This same process goes into how I help people with their career (often through resume rewrites) and small business (helping them prioritize the most impactful ways to improve their business without adding a boat-load more to their to-do list).
What are you an expert in? Take some time to figure it out.
What is your unique personality? How do you stand out from the crowd of people who have similar expertise?
For me I’ve had a few personality attributes that have helped me throughout my career. They also help me connect with people I do business with.
- Unflappable – with a few exceptions (I do get really annoyed at people who don’t pull their own weight), I am someone who is calm in the storm of craziness. This is partly a personality trait I’ve always had (played center fullback in soccer where I directed the back line against attacks from the opposing team). It was also honed by being in challenging situations on a regular basis and finding solutions. This built my confidence in being able to handle things. And it also helped provide a calming buffer to my team to allow them to get the job done without being overly stressed about what was going on around them. A downside of this is it can come off a uncaring or not engaged enough (some people think you have to have your hair on fire and be screaming at people to show you’re pushing hard enough).
- Analytical – I tend to like to review and prepare on my own, then bounce ideas of others and revise my approach from there. I’m a mixture of introvert and extrovert in that way. But I always have a thoughtful way of approaching things.
- Reliable – I do what I say I’ll do. I’m not perfect in this arena but I always hold myself accountable for my commitments and attempt to instill the same in my teams. Not delivering on a commitment I take personally. So I don’t like to let others down that way. This is a strength in a world where keeping your commitments is not something always found. I’ve noticed this as I’ve worked with people revising their resumes. Many have been burned by so called experts who didn’t get back to them in a timely fashion or didn’t do what they committed to doing. That allows me to set myself apart from the competition.
- Well Rounded – This is something my dad made a big impression on me with. He exposed me and my brother and sister to lots of sports, events, and other experiences. He didn’t want us to be so single-minded that we couldn’t relate to people and on a variety of subjects. He also wanted to have us experience things so we could make informed decisions on what we would pursue in life. This has helped me to be interested in things and to bring breadth and depth of information to any conversation or situation. This has served me well in my communications.
What are your personal attributes? Are they helping or hindering you? What could you do to identify and grow and communicate those that support you?
As you can see, Julie’s video provided a great platform to evaluate my personal brand.
I hope you got some things out of this that you can apply to assessing yours.

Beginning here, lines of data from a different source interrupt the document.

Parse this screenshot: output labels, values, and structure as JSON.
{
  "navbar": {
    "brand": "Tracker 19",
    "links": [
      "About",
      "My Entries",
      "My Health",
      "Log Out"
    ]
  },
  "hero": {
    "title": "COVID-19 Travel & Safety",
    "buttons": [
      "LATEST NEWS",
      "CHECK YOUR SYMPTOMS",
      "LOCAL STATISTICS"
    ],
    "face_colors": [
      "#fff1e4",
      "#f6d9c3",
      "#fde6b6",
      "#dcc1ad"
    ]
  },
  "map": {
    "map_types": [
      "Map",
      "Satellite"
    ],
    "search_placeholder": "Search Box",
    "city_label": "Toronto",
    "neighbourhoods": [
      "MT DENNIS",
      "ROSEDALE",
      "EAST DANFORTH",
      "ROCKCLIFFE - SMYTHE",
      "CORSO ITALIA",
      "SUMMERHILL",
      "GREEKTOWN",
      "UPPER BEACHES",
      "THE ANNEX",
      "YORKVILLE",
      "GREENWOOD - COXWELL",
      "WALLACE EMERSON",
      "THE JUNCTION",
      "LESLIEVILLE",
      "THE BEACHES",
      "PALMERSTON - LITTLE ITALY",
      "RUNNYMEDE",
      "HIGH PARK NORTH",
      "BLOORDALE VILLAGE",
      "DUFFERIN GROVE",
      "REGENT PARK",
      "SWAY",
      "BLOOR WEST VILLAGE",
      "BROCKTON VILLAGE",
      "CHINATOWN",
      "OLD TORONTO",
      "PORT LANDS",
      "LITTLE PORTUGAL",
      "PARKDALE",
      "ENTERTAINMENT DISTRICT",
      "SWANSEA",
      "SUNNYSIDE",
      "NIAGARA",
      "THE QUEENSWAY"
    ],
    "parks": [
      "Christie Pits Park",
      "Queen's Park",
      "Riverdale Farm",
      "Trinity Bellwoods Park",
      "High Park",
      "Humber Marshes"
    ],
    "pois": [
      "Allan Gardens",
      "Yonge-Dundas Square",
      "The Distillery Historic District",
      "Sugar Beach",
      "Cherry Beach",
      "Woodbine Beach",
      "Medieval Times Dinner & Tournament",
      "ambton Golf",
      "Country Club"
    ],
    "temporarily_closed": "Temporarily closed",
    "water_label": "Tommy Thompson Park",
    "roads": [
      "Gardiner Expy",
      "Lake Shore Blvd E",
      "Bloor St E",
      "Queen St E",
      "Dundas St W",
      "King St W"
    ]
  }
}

If you’d like to learn more about your personal brand and how to make it work well for you, I’d recommend you check out Julie Broad’s new book, The New Brand You. And check out her website for additional bonuses you can get for buying this week and buying a couple additional books for your friends (everyone likes a cool read…and you can pick up some brownie points).
And if you need any help on your business or career, send me an email.